The sheriff’s office designated an existing employee, Capt. Rick Weigel, for the job despite his lack of medical training. Weigel’s wife, Glanz testified on Wednesday, was a nurse at a Tulsa hospital. “Whenever he had a question, he could actually ask his wife about is that a good decision or bad,” Glanz testified, according to court transcripts.
When asked why he didn’t hire a contract monitor until 2014, Glanz replied that his undersheriff was suppose to budget the position but never did.
Glanz testified that Weigel received training for his new role. Yet the statement allegedly contradicts Weigel’s 2013 deposition, when he testified that he was never trained and unaware his name was on the contract, according to Smolen.
Smolen asked Glanz about the discrepancy.
“Would that surprise you?” Smolen asked Glanz of Weigel’s deposition.
“Yes,” Glanz replied.
While the jail was beset with health care problems, Glanz was spending thousands in taxpayer dollars on training conferences.
Glanz spent hundreds of thousands for the training travel between 2009 and 2015, he admitted under questioning by Smolen.
Smolen noted that on one trip, Glanz spent $550 per night at a hotel, and forked over cash on a horse-drawn carriage, golf and afternoon tea. (Glanz testified that he didn’t remember having tea and wasn’t aware of the hotel cost. He said it was on only one occasion.)
In 2013 alone, sheriff’s employees spent about $170,000 on travel, Smolen said.
In response, Glanz said that the travel expenditures weren’t surprising, given the agency’s $40-million budget at the time.
The Daily Beast has previously reported on the sheriff’s lavish vacations — not paid with taxpayer money, but from the coffers of a wealthy donor to the department. This benefactor, Robert Bates, also served a volunteer deputy on the force.
Bates made national headlines in April 2015, when he fatally shot an unarmed black man, 44-year-old Eric Harris, in an undercover drug bust. The grandpa deputy said he mistook his gun for a Taser when he fatally blasted Harris.
Before Bates shot Harris, he treated the sheriff to exotic cruises and fishing trips.
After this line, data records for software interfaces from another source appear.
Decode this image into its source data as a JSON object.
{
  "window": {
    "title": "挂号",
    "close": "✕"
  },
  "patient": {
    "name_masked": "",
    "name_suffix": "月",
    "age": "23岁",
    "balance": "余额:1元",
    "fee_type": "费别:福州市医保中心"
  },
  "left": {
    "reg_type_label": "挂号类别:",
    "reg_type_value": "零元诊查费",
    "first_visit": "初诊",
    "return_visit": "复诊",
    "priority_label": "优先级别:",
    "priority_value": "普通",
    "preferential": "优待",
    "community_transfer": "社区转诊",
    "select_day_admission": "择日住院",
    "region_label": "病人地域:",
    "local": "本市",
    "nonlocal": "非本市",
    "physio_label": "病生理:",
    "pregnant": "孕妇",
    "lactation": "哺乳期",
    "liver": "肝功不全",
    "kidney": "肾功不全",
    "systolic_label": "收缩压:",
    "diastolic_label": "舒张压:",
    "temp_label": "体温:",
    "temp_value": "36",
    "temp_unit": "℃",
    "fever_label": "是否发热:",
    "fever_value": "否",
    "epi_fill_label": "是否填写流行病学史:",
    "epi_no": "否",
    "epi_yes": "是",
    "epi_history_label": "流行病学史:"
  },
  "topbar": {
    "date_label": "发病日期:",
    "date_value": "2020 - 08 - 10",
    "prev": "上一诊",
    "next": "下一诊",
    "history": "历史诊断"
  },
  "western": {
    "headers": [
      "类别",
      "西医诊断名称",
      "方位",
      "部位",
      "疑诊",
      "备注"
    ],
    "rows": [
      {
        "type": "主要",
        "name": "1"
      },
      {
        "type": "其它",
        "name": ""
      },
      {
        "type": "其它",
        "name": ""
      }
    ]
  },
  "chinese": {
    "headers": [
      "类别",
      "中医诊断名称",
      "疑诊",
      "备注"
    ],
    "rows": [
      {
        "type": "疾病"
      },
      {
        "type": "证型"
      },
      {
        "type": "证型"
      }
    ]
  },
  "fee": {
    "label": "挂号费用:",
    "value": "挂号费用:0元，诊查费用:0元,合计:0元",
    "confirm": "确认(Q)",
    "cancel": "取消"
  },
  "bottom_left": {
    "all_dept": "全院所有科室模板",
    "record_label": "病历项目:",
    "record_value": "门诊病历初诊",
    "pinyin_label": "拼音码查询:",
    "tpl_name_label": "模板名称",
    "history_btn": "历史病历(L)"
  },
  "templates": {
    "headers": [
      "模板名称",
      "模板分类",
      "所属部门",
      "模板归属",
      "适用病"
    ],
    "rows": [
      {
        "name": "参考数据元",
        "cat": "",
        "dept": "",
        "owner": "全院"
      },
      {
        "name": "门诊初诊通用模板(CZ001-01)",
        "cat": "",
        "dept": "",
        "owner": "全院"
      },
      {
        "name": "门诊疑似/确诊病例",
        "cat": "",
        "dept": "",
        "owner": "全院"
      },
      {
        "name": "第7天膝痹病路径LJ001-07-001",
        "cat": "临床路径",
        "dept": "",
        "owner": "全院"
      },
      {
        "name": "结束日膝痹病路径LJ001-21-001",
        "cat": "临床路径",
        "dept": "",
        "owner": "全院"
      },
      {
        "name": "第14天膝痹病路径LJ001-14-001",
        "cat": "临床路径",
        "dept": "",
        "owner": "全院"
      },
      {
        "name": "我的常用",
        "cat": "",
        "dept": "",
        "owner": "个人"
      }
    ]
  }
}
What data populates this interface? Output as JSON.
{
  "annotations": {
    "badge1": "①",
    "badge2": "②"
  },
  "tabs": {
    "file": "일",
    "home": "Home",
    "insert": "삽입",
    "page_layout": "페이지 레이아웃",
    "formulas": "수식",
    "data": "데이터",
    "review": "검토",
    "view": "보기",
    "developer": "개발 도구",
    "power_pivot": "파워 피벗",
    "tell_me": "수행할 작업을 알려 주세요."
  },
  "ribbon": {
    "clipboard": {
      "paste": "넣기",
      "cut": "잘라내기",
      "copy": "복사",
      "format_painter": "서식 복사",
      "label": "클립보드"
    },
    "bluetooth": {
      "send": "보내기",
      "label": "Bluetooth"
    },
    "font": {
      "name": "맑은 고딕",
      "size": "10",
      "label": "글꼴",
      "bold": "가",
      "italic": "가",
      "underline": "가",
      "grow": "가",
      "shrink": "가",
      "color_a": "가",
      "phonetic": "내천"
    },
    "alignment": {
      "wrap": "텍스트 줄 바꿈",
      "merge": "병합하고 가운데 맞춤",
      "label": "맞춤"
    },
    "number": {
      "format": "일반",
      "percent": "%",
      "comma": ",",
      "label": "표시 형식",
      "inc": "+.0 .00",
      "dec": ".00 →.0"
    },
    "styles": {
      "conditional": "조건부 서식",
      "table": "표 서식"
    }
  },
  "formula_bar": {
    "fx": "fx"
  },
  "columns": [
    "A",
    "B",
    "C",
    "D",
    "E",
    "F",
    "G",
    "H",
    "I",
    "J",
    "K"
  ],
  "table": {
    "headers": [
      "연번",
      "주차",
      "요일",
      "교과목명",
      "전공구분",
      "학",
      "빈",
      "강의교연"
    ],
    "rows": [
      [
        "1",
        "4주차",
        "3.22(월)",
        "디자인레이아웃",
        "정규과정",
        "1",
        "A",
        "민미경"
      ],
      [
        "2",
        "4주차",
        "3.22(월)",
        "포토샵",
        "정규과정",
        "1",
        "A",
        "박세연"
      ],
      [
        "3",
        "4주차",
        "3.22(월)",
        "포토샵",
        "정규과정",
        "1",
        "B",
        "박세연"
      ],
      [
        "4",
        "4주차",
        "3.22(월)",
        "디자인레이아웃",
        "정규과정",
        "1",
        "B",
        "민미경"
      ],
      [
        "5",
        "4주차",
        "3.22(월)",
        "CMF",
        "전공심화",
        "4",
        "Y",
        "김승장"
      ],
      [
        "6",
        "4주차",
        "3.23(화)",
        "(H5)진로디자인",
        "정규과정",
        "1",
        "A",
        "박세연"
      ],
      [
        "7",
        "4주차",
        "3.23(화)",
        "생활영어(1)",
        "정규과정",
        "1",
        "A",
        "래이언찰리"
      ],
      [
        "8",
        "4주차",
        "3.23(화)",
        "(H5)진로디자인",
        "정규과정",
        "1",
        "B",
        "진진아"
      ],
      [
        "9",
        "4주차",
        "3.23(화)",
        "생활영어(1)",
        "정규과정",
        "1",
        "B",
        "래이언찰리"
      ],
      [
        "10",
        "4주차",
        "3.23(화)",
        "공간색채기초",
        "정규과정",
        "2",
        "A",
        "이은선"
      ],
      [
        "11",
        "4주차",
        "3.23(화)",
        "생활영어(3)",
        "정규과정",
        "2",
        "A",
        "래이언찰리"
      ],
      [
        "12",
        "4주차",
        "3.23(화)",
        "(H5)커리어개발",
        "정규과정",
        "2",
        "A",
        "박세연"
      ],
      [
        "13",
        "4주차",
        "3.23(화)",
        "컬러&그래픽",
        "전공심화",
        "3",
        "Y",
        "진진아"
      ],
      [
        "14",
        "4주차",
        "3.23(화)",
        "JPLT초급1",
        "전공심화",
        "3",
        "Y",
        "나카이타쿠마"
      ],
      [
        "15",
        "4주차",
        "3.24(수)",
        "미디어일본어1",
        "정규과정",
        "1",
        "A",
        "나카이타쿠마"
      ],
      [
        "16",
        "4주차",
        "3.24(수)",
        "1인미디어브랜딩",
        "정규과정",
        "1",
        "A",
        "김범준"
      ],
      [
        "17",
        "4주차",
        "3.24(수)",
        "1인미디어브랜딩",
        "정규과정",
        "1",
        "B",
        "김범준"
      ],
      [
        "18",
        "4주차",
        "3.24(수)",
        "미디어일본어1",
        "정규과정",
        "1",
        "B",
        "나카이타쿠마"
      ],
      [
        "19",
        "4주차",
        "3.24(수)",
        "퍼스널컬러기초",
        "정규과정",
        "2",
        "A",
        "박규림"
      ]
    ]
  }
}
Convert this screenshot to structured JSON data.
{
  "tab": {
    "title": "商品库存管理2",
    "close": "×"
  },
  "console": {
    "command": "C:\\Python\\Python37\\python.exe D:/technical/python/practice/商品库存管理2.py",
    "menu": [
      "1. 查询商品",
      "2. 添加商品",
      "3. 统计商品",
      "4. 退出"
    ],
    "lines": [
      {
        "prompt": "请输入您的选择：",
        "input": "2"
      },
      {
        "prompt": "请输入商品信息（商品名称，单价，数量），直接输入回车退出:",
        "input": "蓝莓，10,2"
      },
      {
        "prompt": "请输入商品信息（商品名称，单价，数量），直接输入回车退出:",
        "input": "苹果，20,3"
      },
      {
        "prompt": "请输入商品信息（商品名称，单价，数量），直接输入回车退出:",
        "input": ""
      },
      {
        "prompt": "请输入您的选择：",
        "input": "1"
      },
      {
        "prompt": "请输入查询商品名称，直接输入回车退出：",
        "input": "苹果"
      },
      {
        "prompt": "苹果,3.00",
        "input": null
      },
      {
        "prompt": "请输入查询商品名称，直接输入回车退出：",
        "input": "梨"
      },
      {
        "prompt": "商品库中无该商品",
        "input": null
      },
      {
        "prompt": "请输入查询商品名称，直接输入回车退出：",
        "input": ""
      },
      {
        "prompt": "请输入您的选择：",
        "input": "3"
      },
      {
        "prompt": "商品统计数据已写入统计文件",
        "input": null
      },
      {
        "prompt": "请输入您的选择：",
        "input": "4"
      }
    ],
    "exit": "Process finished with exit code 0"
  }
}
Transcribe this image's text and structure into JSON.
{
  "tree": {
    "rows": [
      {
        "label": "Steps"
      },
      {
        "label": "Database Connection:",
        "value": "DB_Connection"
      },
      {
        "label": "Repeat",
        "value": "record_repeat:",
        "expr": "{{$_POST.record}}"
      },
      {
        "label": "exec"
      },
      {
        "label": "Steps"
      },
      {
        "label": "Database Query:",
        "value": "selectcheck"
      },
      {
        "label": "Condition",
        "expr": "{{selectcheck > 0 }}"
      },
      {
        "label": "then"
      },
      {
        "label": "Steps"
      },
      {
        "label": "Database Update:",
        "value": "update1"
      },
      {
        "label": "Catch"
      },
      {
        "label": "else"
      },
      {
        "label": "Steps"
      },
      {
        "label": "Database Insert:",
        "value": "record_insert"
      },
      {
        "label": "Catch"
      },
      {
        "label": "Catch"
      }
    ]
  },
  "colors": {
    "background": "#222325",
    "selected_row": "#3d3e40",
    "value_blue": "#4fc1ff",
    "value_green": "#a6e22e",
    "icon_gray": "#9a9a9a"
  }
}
Back then, one former sheriff’s employee told The Daily Beast that the getaways were part of the agency’s “typical Southern good ol’ boys system.”
Glanz defended Bates, who was once his insurance agent and campaign chair, when critics accused him of giving the reserve deputy special treatment in return for his donations to the department.
“Bob and I both love to fish,” Glanz told the Tulsa World at the time. “Is it wrong to have a friend?”
The sheriff resigned in late 2015 after a grand jury indicted him on two misdemeanors relating to abuse of office.
Last year, Glanz pleaded guilty to "willful violation of the law” for allegedly accepting a $600 travel stipend while using a county vehicle.
He pleaded no contest to “refusal to perform an official duty” for denying requests to release a 2009 internal probe into Bates.
As part of his plea deal, Glanz received concurrent, one-year suspended sentences and a year of unsupervised probation. He was also ordered to pay $7,500 in restitution to the prosecuting attorney’s office.
Reporters Ziva Branstetter and Kassie McClung of The Frontier, a nonprofit news startup based in Tulsa, contributed to this report. For additional coverage on the Elliott Williams trial, please visit Readfrontier.org.